Material provided:
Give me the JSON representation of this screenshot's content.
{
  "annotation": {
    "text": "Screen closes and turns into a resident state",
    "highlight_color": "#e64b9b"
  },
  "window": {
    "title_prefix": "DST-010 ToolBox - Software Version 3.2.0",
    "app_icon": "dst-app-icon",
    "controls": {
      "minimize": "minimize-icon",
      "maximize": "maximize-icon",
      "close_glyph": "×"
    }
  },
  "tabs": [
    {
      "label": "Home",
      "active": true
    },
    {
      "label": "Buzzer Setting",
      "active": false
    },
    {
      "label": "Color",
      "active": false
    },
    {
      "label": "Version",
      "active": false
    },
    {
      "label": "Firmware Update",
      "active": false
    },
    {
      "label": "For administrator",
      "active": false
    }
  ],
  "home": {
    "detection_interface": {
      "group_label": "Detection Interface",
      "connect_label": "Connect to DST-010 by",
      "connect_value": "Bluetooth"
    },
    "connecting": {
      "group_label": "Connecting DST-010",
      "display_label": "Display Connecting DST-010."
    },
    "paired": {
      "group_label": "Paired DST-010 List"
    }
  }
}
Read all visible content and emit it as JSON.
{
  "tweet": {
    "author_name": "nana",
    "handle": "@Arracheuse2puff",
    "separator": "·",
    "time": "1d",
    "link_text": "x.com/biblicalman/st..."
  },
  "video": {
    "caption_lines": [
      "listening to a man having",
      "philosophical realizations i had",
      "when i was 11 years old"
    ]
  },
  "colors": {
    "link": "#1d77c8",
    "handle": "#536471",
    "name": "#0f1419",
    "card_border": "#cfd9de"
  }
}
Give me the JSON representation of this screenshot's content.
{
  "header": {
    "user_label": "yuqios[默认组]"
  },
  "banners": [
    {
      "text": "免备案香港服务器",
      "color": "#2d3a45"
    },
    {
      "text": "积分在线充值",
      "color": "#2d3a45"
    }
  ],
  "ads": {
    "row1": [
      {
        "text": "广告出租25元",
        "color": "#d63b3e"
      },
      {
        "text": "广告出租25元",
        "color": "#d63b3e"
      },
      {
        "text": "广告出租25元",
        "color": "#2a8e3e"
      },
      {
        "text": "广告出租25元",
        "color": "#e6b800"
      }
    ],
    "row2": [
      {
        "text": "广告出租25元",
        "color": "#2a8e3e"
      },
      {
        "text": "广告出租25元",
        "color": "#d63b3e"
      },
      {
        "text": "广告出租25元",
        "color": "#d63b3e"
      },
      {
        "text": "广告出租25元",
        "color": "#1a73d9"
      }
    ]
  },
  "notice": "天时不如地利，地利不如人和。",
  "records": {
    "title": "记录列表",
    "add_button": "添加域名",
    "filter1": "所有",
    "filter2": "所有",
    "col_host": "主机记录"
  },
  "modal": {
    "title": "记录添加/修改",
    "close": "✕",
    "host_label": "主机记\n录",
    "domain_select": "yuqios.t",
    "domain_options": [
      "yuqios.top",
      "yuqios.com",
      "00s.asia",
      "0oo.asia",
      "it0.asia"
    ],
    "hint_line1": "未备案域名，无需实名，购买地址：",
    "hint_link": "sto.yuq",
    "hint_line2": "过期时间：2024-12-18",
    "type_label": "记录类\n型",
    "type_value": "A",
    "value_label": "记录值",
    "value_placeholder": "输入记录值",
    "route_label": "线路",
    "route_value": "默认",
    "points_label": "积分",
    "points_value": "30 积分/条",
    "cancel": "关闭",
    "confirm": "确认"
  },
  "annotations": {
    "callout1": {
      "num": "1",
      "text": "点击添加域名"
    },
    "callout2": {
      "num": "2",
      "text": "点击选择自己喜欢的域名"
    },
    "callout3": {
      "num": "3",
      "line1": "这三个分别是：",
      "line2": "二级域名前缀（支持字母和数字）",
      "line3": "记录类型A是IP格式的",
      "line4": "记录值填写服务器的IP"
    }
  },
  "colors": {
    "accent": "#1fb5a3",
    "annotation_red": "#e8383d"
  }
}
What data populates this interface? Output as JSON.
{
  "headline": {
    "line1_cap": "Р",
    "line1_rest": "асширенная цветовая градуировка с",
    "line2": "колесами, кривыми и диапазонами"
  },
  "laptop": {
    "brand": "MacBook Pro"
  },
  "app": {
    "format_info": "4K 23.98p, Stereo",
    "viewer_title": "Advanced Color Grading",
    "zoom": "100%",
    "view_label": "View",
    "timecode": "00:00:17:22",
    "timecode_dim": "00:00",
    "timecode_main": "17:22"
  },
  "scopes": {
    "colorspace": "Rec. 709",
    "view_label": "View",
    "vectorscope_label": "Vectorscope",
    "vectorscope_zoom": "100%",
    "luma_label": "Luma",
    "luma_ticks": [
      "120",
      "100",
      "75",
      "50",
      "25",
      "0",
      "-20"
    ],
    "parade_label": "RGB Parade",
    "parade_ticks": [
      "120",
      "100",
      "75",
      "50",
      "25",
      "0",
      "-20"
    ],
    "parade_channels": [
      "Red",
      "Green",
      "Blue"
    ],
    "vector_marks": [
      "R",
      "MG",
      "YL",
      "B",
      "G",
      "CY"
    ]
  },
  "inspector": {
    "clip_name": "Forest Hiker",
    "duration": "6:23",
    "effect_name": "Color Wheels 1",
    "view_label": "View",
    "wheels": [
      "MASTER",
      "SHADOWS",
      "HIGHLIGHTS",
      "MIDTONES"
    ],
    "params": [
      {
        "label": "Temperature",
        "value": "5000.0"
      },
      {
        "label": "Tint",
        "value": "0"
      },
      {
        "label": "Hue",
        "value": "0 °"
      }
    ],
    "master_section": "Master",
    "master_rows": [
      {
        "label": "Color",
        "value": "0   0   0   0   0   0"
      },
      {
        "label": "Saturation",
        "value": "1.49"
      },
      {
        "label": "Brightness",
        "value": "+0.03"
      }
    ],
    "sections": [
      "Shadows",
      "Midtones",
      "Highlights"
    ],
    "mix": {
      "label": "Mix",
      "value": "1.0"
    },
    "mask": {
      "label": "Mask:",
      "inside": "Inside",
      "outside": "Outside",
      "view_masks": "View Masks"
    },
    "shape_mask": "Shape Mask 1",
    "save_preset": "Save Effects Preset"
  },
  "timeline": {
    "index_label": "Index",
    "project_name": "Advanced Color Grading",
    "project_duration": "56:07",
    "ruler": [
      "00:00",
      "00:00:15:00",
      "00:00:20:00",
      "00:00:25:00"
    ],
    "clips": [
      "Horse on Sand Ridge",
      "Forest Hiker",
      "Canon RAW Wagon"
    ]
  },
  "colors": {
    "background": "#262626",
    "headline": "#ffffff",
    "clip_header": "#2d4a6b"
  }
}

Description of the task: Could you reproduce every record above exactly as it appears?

Written response:
Give me the JSON representation of this screenshot's content.
{
  "annotation": {
    "text": "Screen closes and turns into a resident state",
    "highlight_color": "#e64b9b"
  },
  "window": {
    "title_prefix": "DST-010 ToolBox - Software Version 3.2.0",
    "app_icon": "dst-app-icon",
    "controls": {
      "minimize": "minimize-icon",
      "maximize": "maximize-icon",
      "close_glyph": "×"
    }
  },
  "tabs": [
    {
      "label": "Home",
      "active": true
    },
    {
      "label": "Buzzer Setting",
      "active": false
    },
    {
      "label": "Color",
      "active": false
    },
    {
      "label": "Version",
      "active": false
    },
    {
      "label": "Firmware Update",
      "active": false
    },
    {
      "label": "For administrator",
      "active": false
    }
  ],
  "home": {
    "detection_interface": {
      "group_label": "Detection Interface",
      "connect_label": "Connect to DST-010 by",
      "connect_value": "Bluetooth"
    },
    "connecting": {
      "group_label": "Connecting DST-010",
      "display_label": "Display Connecting DST-010."
    },
    "paired": {
      "group_label": "Paired DST-010 List"
    }
  }
}
Read all visible content and emit it as JSON.
{
  "tweet": {
    "author_name": "nana",
    "handle": "@Arracheuse2puff",
    "separator": "·",
    "time": "1d",
    "link_text": "x.com/biblicalman/st..."
  },
  "video": {
    "caption_lines": [
      "listening to a man having",
      "philosophical realizations i had",
      "when i was 11 years old"
    ]
  },
  "colors": {
    "link": "#1d77c8",
    "handle": "#536471",
    "name": "#0f1419",
    "card_border": "#cfd9de"
  }
}
Give me the JSON representation of this screenshot's content.
{
  "header": {
    "user_label": "yuqios[默认组]"
  },
  "banners": [
    {
      "text": "免备案香港服务器",
      "color": "#2d3a45"
    },
    {
      "text": "积分在线充值",
      "color": "#2d3a45"
    }
  ],
  "ads": {
    "row1": [
      {
        "text": "广告出租25元",
        "color": "#d63b3e"
      },
      {
        "text": "广告出租25元",
        "color": "#d63b3e"
      },
      {
        "text": "广告出租25元",
        "color": "#2a8e3e"
      },
      {
        "text": "广告出租25元",
        "color": "#e6b800"
      }
    ],
    "row2": [
      {
        "text": "广告出租25元",
        "color": "#2a8e3e"
      },
      {
        "text": "广告出租25元",
        "color": "#d63b3e"
      },
      {
        "text": "广告出租25元",
        "color": "#d63b3e"
      },
      {
        "text": "广告出租25元",
        "color": "#1a73d9"
      }
    ]
  },
  "notice": "天时不如地利，地利不如人和。",
  "records": {
    "title": "记录列表",
    "add_button": "添加域名",
    "filter1": "所有",
    "filter2": "所有",
    "col_host": "主机记录"
  },
  "modal": {
    "title": "记录添加/修改",
    "close": "✕",
    "host_label": "主机记\n录",
    "domain_select": "yuqios.t",
    "domain_options": [
      "yuqios.top",
      "yuqios.com",
      "00s.asia",
      "0oo.asia",
      "it0.asia"
    ],
    "hint_line1": "未备案域名，无需实名，购买地址：",
    "hint_link": "sto.yuq",
    "hint_line2": "过期时间：2024-12-18",
    "type_label": "记录类\n型",
    "type_value": "A",
    "value_label": "记录值",
    "value_placeholder": "输入记录值",
    "route_label": "线路",
    "route_value": "默认",
    "points_label": "积分",
    "points_value": "30 积分/条",
    "cancel": "关闭",
    "confirm": "确认"
  },
  "annotations": {
    "callout1": {
      "num": "1",
      "text": "点击添加域名"
    },
    "callout2": {
      "num": "2",
      "text": "点击选择自己喜欢的域名"
    },
    "callout3": {
      "num": "3",
      "line1": "这三个分别是：",
      "line2": "二级域名前缀（支持字母和数字）",
      "line3": "记录类型A是IP格式的",
      "line4": "记录值填写服务器的IP"
    }
  },
  "colors": {
    "accent": "#1fb5a3",
    "annotation_red": "#e8383d"
  }
}
What data populates this interface? Output as JSON.
{
  "headline": {
    "line1_cap": "Р",
    "line1_rest": "асширенная цветовая градуировка с",
    "line2": "колесами, кривыми и диапазонами"
  },
  "laptop": {
    "brand": "MacBook Pro"
  },
  "app": {
    "format_info": "4K 23.98p, Stereo",
    "viewer_title": "Advanced Color Grading",
    "zoom": "100%",
    "view_label": "View",
    "timecode": "00:00:17:22",
    "timecode_dim": "00:00",
    "timecode_main": "17:22"
  },
  "scopes": {
    "colorspace": "Rec. 709",
    "view_label": "View",
    "vectorscope_label": "Vectorscope",
    "vectorscope_zoom": "100%",
    "luma_label": "Luma",
    "luma_ticks": [
      "120",
      "100",
      "75",
      "50",
      "25",
      "0",
      "-20"
    ],
    "parade_label": "RGB Parade",
    "parade_ticks": [
      "120",
      "100",
      "75",
      "50",
      "25",
      "0",
      "-20"
    ],
    "parade_channels": [
      "Red",
      "Green",
      "Blue"
    ],
    "vector_marks": [
      "R",
      "MG",
      "YL",
      "B",
      "G",
      "CY"
    ]
  },
  "inspector": {
    "clip_name": "Forest Hiker",
    "duration": "6:23",
    "effect_name": "Color Wheels 1",
    "view_label": "View",
    "wheels": [
      "MASTER",
      "SHADOWS",
      "HIGHLIGHTS",
      "MIDTONES"
    ],
    "params": [
      {
        "label": "Temperature",
        "value": "5000.0"
      },
      {
        "label": "Tint",
        "value": "0"
      },
      {
        "label": "Hue",
        "value": "0 °"
      }
    ],
    "master_section": "Master",
    "master_rows": [
      {
        "label": "Color",
        "value": "0   0   0   0   0   0"
      },
      {
        "label": "Saturation",
        "value": "1.49"
      },
      {
        "label": "Brightness",
        "value": "+0.03"
      }
    ],
    "sections": [
      "Shadows",
      "Midtones",
      "Highlights"
    ],
    "mix": {
      "label": "Mix",
      "value": "1.0"
    },
    "mask": {
      "label": "Mask:",
      "inside": "Inside",
      "outside": "Outside",
      "view_masks": "View Masks"
    },
    "shape_mask": "Shape Mask 1",
    "save_preset": "Save Effects Preset"
  },
  "timeline": {
    "index_label": "Index",
    "project_name": "Advanced Color Grading",
    "project_duration": "56:07",
    "ruler": [
      "00:00",
      "00:00:15:00",
      "00:00:20:00",
      "00:00:25:00"
    ],
    "clips": [
      "Horse on Sand Ridge",
      "Forest Hiker",
      "Canon RAW Wagon"
    ]
  },
  "colors": {
    "background": "#262626",
    "headline": "#ffffff",
    "clip_header": "#2d4a6b"
  }
}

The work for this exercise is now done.